Product Features and Details
Road no. 50 85 39-33 017-7
After the Great Depression, the SBB suffered from a decline in passenger volume and was therefore urged to make service range improvements. To increase the permissible speed on the numerous curvy sections and to enable faster acceleration after stops, particularly lightweight passenger coaches were developed. The resulting fouraxle coaches with a weight of only 25 - 29 tonnes went down in Swiss railway history as light steel coaches and were built in a total of 1,163 specimens from 1936 onwards. The great success of the city express trains equipped with them made it advisable to continue the development. This resulted in so-called “Einheitswagen I” (EW I - standardised coaches) after World War II the first two of which were built in 1956. These vehicles, too, continued the success story of the light steel coaches.

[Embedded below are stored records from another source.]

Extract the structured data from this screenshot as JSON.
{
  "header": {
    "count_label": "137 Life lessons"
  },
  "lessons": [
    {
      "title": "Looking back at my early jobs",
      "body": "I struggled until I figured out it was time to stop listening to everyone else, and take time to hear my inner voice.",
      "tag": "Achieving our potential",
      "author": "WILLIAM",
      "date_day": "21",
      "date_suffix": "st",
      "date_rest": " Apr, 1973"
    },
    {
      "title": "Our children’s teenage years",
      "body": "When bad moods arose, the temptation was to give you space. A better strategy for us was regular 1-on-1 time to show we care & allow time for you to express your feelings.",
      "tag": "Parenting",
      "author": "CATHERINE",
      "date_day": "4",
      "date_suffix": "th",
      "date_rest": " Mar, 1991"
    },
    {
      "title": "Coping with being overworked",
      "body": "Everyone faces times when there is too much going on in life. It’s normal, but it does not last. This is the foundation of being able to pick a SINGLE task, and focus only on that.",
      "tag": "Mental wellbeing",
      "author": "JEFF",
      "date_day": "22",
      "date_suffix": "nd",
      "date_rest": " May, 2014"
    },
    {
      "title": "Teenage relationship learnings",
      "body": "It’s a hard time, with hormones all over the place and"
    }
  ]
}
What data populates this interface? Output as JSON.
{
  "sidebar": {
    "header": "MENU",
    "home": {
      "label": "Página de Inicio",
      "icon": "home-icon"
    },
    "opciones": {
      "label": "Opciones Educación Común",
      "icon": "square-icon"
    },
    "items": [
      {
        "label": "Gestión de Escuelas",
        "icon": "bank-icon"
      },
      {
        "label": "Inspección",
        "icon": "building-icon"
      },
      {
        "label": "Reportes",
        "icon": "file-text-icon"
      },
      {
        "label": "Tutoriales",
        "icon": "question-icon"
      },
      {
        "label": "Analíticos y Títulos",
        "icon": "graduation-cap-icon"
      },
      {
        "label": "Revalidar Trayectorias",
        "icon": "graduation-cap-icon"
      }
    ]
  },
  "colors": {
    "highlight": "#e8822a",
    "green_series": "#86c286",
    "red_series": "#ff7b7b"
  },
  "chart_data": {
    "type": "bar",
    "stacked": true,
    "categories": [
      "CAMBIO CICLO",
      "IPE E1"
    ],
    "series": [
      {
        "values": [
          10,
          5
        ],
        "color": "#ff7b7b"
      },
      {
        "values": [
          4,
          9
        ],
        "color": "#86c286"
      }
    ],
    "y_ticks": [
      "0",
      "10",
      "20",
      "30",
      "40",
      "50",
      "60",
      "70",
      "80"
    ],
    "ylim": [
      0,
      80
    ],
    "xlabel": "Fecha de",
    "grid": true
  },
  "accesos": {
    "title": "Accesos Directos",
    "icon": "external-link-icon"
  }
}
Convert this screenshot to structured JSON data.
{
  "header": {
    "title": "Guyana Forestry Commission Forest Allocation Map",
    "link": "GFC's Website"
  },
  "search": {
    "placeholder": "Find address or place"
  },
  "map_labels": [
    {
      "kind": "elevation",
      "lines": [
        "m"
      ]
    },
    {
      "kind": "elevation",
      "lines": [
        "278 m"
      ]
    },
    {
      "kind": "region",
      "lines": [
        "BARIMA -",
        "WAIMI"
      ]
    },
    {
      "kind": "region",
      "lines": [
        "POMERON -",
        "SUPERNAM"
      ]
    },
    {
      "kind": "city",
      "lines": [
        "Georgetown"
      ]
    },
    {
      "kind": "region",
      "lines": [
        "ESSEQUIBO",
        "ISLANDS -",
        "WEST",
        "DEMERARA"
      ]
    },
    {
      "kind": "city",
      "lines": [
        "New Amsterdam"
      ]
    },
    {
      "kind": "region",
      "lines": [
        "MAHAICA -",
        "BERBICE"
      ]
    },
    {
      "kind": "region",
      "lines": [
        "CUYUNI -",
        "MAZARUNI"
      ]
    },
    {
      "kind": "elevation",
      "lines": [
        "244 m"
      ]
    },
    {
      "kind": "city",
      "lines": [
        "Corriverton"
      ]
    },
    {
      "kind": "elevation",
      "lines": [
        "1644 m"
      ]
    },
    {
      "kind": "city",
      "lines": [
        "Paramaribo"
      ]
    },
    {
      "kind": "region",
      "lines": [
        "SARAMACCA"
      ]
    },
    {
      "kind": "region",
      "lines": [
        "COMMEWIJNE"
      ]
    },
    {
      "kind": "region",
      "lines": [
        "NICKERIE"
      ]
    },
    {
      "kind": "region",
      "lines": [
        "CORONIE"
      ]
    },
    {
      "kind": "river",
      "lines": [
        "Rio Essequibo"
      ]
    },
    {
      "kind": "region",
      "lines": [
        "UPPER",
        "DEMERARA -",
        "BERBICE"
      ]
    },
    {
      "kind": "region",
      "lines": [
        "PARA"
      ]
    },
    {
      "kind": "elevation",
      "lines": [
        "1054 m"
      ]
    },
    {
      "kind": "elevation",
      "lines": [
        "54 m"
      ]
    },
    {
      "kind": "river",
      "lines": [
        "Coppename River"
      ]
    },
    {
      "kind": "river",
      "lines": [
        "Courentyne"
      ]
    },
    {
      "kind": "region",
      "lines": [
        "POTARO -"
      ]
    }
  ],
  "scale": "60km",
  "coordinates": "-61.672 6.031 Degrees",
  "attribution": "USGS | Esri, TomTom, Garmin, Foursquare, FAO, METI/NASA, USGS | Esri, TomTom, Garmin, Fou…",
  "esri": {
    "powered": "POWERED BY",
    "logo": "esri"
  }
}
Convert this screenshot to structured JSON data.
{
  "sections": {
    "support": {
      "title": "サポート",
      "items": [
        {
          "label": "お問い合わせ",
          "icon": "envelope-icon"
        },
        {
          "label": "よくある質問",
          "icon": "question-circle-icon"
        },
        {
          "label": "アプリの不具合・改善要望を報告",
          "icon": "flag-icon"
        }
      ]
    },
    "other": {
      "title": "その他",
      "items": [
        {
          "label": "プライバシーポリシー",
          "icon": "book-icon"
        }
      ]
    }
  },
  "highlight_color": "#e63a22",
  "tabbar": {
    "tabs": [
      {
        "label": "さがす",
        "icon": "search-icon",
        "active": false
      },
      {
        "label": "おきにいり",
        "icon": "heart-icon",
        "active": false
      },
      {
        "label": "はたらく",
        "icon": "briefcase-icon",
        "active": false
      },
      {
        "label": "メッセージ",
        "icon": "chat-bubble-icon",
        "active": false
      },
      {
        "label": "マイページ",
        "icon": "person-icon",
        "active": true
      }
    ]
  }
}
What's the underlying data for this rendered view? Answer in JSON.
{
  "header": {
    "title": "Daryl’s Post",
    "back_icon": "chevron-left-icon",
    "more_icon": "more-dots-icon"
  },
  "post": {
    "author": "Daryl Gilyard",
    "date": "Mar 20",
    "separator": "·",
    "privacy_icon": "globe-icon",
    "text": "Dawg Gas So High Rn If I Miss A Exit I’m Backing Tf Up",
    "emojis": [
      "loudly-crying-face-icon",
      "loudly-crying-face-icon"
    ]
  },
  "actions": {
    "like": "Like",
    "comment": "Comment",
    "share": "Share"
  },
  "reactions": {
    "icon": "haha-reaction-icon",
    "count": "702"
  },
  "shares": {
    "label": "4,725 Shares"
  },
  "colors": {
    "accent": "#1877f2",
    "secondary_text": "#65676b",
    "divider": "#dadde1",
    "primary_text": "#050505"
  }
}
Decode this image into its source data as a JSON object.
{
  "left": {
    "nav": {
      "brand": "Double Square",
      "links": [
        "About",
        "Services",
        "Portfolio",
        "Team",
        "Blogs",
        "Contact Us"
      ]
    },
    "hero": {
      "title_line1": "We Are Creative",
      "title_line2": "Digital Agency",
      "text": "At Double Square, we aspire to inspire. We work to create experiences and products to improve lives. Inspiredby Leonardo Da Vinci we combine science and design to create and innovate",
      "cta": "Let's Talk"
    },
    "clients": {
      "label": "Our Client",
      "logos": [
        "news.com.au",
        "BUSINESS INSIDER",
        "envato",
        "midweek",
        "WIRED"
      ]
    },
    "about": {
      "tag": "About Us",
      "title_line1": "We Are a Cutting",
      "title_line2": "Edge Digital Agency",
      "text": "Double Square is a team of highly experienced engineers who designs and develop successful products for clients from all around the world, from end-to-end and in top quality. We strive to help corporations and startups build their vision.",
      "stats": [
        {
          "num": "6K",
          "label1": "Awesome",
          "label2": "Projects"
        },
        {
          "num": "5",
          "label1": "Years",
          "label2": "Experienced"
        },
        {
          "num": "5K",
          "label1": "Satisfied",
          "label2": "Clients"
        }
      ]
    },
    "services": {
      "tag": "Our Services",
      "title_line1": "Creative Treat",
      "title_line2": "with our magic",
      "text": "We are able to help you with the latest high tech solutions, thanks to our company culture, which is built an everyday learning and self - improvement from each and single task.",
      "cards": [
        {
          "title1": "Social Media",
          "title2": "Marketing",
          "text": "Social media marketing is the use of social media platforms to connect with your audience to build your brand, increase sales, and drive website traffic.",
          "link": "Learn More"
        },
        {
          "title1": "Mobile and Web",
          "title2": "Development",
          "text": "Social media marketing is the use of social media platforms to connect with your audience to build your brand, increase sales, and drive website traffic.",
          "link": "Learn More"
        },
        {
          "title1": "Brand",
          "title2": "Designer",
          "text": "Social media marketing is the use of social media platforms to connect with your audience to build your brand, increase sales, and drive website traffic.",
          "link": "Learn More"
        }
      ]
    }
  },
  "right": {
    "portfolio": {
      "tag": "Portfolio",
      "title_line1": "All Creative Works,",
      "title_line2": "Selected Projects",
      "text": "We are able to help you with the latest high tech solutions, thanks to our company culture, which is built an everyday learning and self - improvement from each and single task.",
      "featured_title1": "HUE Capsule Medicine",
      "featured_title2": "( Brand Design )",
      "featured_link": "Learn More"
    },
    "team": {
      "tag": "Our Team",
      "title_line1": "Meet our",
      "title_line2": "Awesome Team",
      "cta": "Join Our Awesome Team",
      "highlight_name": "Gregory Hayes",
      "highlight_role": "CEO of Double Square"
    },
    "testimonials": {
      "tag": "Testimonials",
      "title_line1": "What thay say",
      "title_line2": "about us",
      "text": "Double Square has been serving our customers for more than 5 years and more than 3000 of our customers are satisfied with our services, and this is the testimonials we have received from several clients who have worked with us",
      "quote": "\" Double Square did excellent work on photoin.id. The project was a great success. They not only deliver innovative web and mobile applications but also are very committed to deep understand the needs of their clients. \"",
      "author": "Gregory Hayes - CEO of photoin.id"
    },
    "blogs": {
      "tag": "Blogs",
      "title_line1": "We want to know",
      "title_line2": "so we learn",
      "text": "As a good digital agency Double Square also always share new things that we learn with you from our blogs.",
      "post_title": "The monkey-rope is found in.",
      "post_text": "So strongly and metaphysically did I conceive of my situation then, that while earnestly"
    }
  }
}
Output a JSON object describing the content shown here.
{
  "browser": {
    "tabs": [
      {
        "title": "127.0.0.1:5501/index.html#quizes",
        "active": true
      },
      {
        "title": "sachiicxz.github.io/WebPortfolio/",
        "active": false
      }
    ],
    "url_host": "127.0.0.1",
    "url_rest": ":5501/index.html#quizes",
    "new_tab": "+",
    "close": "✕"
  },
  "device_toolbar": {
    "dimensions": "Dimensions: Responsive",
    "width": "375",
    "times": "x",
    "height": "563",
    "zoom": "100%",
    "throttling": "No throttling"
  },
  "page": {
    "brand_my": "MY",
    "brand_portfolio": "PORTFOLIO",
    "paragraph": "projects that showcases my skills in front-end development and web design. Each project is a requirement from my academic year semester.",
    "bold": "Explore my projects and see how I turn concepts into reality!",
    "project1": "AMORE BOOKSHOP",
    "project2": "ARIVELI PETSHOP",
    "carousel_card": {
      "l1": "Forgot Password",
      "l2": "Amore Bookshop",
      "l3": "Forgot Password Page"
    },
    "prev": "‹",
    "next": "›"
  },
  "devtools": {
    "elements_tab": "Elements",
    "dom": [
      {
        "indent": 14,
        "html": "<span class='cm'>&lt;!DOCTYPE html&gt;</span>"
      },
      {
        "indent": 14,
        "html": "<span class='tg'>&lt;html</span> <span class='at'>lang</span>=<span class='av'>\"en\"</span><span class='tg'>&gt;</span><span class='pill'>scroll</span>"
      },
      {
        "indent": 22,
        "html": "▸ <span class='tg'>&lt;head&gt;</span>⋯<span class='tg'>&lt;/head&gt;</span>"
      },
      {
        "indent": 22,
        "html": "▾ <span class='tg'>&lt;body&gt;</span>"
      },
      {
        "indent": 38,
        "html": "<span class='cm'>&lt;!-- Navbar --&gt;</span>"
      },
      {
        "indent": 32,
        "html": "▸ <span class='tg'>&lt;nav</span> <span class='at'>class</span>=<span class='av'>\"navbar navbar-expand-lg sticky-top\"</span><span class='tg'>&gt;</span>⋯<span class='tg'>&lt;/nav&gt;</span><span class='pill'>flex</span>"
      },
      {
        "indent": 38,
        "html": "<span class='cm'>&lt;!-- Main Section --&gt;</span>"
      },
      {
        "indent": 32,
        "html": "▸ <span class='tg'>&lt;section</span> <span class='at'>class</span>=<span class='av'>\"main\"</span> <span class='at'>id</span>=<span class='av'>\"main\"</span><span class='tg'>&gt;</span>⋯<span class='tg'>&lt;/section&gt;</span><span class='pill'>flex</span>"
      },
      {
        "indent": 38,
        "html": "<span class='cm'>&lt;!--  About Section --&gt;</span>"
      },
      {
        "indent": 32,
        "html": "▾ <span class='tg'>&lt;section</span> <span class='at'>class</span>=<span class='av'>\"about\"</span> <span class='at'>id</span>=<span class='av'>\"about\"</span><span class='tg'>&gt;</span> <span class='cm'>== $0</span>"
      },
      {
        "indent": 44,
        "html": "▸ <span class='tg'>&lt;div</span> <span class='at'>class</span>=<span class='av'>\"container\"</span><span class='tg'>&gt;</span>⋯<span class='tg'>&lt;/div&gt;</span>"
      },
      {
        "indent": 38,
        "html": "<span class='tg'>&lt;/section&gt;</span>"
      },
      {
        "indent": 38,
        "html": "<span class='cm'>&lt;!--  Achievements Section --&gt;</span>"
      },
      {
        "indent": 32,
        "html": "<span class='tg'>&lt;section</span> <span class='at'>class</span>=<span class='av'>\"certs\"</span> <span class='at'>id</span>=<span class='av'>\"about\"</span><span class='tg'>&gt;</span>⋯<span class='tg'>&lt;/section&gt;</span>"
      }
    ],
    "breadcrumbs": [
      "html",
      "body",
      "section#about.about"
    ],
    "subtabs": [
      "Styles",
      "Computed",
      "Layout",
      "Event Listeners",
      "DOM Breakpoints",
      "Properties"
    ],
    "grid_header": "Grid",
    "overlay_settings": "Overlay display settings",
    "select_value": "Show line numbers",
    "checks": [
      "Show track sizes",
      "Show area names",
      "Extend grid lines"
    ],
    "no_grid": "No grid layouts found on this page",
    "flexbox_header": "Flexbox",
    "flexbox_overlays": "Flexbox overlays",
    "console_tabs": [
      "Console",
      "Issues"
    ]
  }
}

Within twelve years, 1,028 units of the 2nd class EW I coach alone were built. A total of 1,249 EW I were manufactured for the SBB. Further 181 coaches were ordered by various Swiss privately-owned railways. As the EW I stood the test of time in an excellent manner, only a few items had to be enhanced in its follow-up development towards EW II. In order to enable a lowfloor design, the EW II received new bogies with a wheel base of 2.500 mm and a wheel rolling circle diameter of only 800 mm. As the window line was accordingly lower as well, the coaches could clearly be identified in a train combination with EW I. The now double-glazed windows were also made of a single-piece and could be rolled down. While the 1st class coaches otherwise fully corresponded to their EW I counterparts, the 2nd class coaches were by 1 m longer due to enlarged seat spacing. The seats had red leatherette upholstery in the smoking compartments and a green one in the nonsmoking compartments; the walls were cladded by a green wood imitation. From 1965 to 1976, a total of 798 coaches were produced, including baggage and mail cars that did not exist in the EW-I range. 80 A-coaches, 145 AB-coaches, and 277 B-coaches were built for the SBB as normal day coaches. When delivered, all these coaches had a typical green paint coating and were already equipped with the Vst III control line so that they could be used in shuttleservice trains. The EW II were substituted for the light steel coaches in the city express trains and were also employed in other long-distance traffic. A special agreement allowed, among other things, their use in Italy and Germany.